Increased occurrence of spinal fractures related to ankylosing spondylitis: a prospective 22-year cohort study in 17,764 patients from a national registry in Sweden

Patient Saf Surg. 2013 Jan 7;7(1):2. doi: 10.1186/1754-9493-7-2.


Background: Ankylosing spondylitis (AS) is a rheumatoid disease leading to progressive ossification of the spinal column. Patients suffering from AS are highly susceptible to unstable vertebral fractures and often require surgical stabilisation due to long lever arms. Medical treatment of these patients improved during the last decades, but until now it is unknown whether the annual number of spinal fractures changed during the last years. Since the annual count of fracture is an effective measure for efficacy of injury prevention and patient safety in AS patients, the current recommendations of activity have to be revised accordingly.

Methods: Data for all patients with AS treated as inpatients between 01/01/1987 and 31/12/2008 were extracted from the Swedish National Hospital Discharge Registry (SNHDR). The data in the registry are collected prospectively, recording all inpatient admissions throughout Sweden. The SNHDR uses the codes for diagnoses at discharge according to the Swedish versions of the International Classification of Diseases (ICD-9 and ICD-10).
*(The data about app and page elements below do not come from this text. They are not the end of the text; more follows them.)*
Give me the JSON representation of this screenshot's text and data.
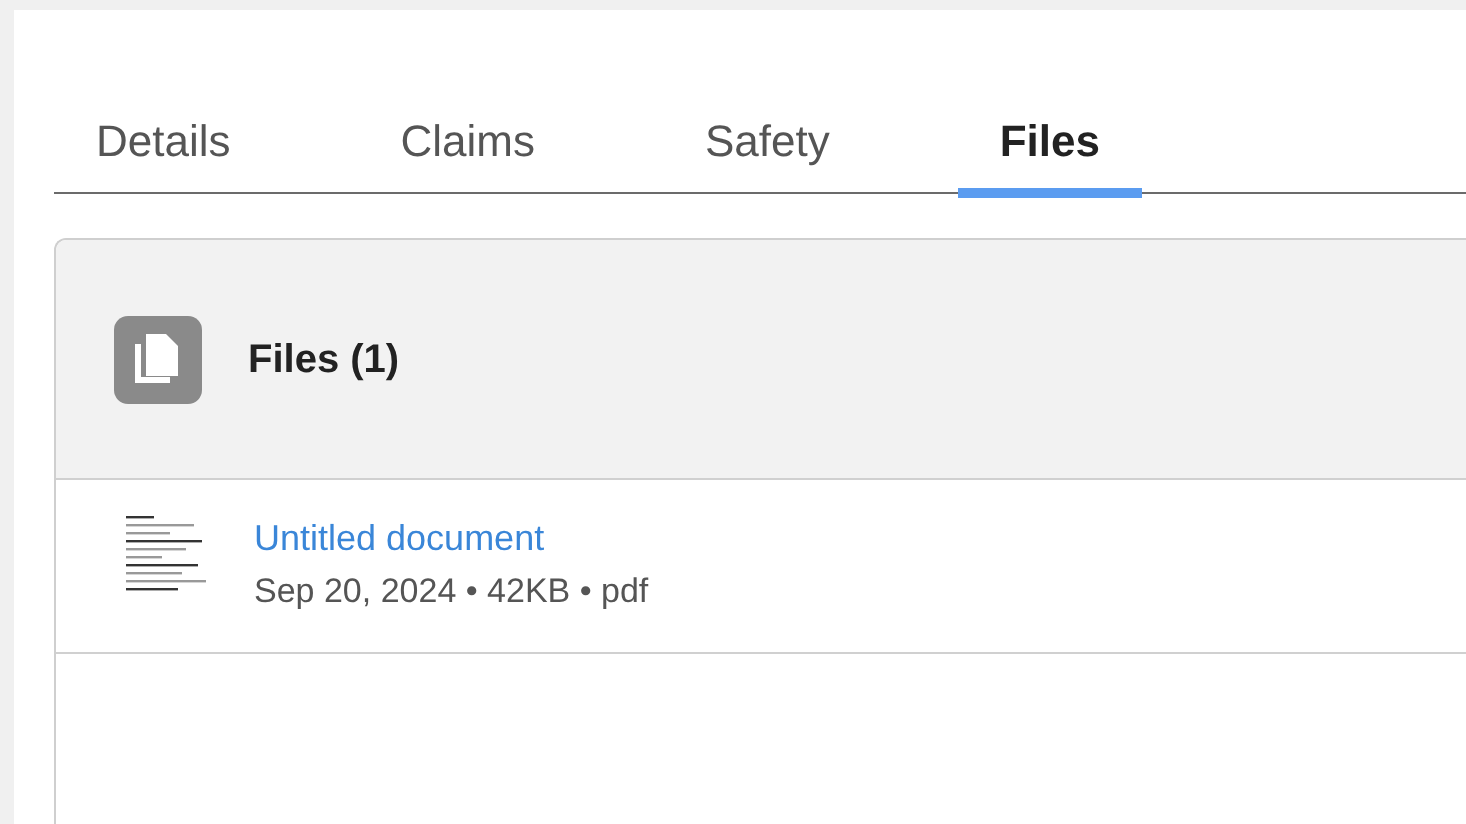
{
  "tabs": [
    {
      "label": "Details",
      "selected": false
    },
    {
      "label": "Claims",
      "selected": false
    },
    {
      "label": "Safety",
      "selected": false
    },
    {
      "label": "Files",
      "selected": true
    }
  ],
  "files_panel": {
    "title": "Files (1)",
    "files": [
      {
        "name": "Untitled document",
        "meta": "Sep 20, 2024 • 42KB • pdf"
      }
    ]
  }
}
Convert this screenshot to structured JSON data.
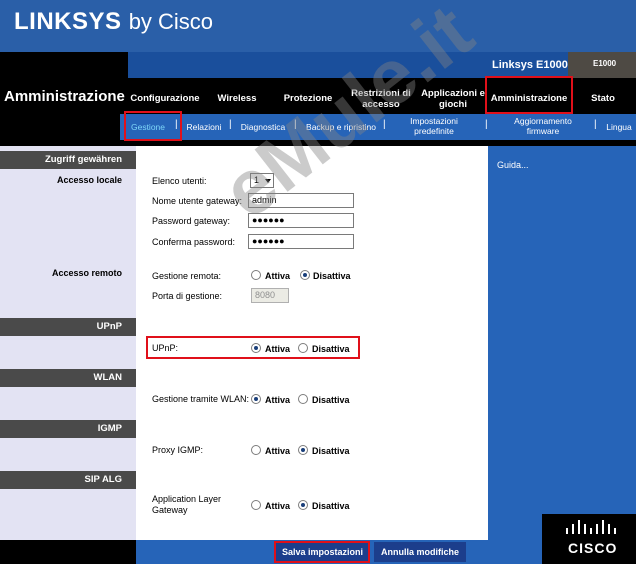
{
  "brand": {
    "logo": "LINKSYS",
    "by": "by Cisco"
  },
  "model": {
    "name": "Linksys E1000",
    "short": "E1000"
  },
  "section_title": "Amministrazione",
  "nav": {
    "items": [
      {
        "label": "Configurazione"
      },
      {
        "label": "Wireless"
      },
      {
        "label": "Protezione"
      },
      {
        "label": "Restrizioni di accesso"
      },
      {
        "label": "Applicazioni e giochi"
      },
      {
        "label": "Amministrazione",
        "active": true
      },
      {
        "label": "Stato"
      }
    ]
  },
  "subnav": {
    "items": [
      {
        "label": "Gestione",
        "active": true
      },
      {
        "label": "Relazioni"
      },
      {
        "label": "Diagnostica"
      },
      {
        "label": "Backup e ripristino"
      },
      {
        "label": "Impostazioni predefinite"
      },
      {
        "label": "Aggiornamento firmware"
      },
      {
        "label": "Lingua"
      }
    ],
    "separator": "|"
  },
  "left": {
    "sections": [
      {
        "title": "Zugriff gewähren"
      },
      {
        "title": "UPnP"
      },
      {
        "title": "WLAN"
      },
      {
        "title": "IGMP"
      },
      {
        "title": "SIP ALG"
      }
    ],
    "labels": {
      "local": "Accesso locale",
      "remote": "Accesso remoto"
    }
  },
  "form": {
    "user_list": {
      "label": "Elenco utenti:",
      "value": "1"
    },
    "gateway_user": {
      "label": "Nome utente gateway:",
      "value": "admin"
    },
    "gateway_password": {
      "label": "Password gateway:",
      "value": "●●●●●●"
    },
    "confirm_password": {
      "label": "Conferma password:",
      "value": "●●●●●●"
    },
    "remote_mgmt": {
      "label": "Gestione remota:",
      "on": "Attiva",
      "off": "Disattiva",
      "selected": "off"
    },
    "mgmt_port": {
      "label": "Porta di gestione:",
      "value": "8080"
    },
    "upnp": {
      "label": "UPnP:",
      "on": "Attiva",
      "off": "Disattiva",
      "selected": "on"
    },
    "wlan_mgmt": {
      "label": "Gestione tramite WLAN:",
      "on": "Attiva",
      "off": "Disattiva",
      "selected": "on"
    },
    "igmp_proxy": {
      "label": "Proxy IGMP:",
      "on": "Attiva",
      "off": "Disattiva",
      "selected": "off"
    },
    "alg": {
      "label": "Application Layer Gateway",
      "on": "Attiva",
      "off": "Disattiva",
      "selected": "off"
    }
  },
  "help": {
    "link": "Guida..."
  },
  "footer": {
    "save": "Salva impostazioni",
    "cancel": "Annulla modifiche",
    "cisco": "CISCO"
  },
  "watermark": "eMule.it",
  "colors": {
    "header": "#2a5fa8",
    "subnav": "#2664b8",
    "highlight": "#e0101a",
    "active_sub": "#7ed6f8"
  }
}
Results: During the years from 1987 to 2008 17,764 patients with AS were treated as inpatients; of these 724 patients were treated due to spinal fractures. The annual number of cervical, thoracic and lumbar fractures in the registry increased until 2008 (r = 0.94).

Conclusions: Despite the improved treatment of AS the annual number of vertebral fractures requiring inpatient care increased during the last two decades. Possible explanations are population growth, greater awareness of fractures, improved diagnostics, improved emergency care reducing fatalities, and a higher activity level of patients receiving modern medical therapy. Obviously the improvement of medical treatment did not reduce the susceptibility of these patients to unstable fractures. Thus the restrictive injury prevention recommendations for patients with AS cannot be defused, but must be critically revised to improve patient safety.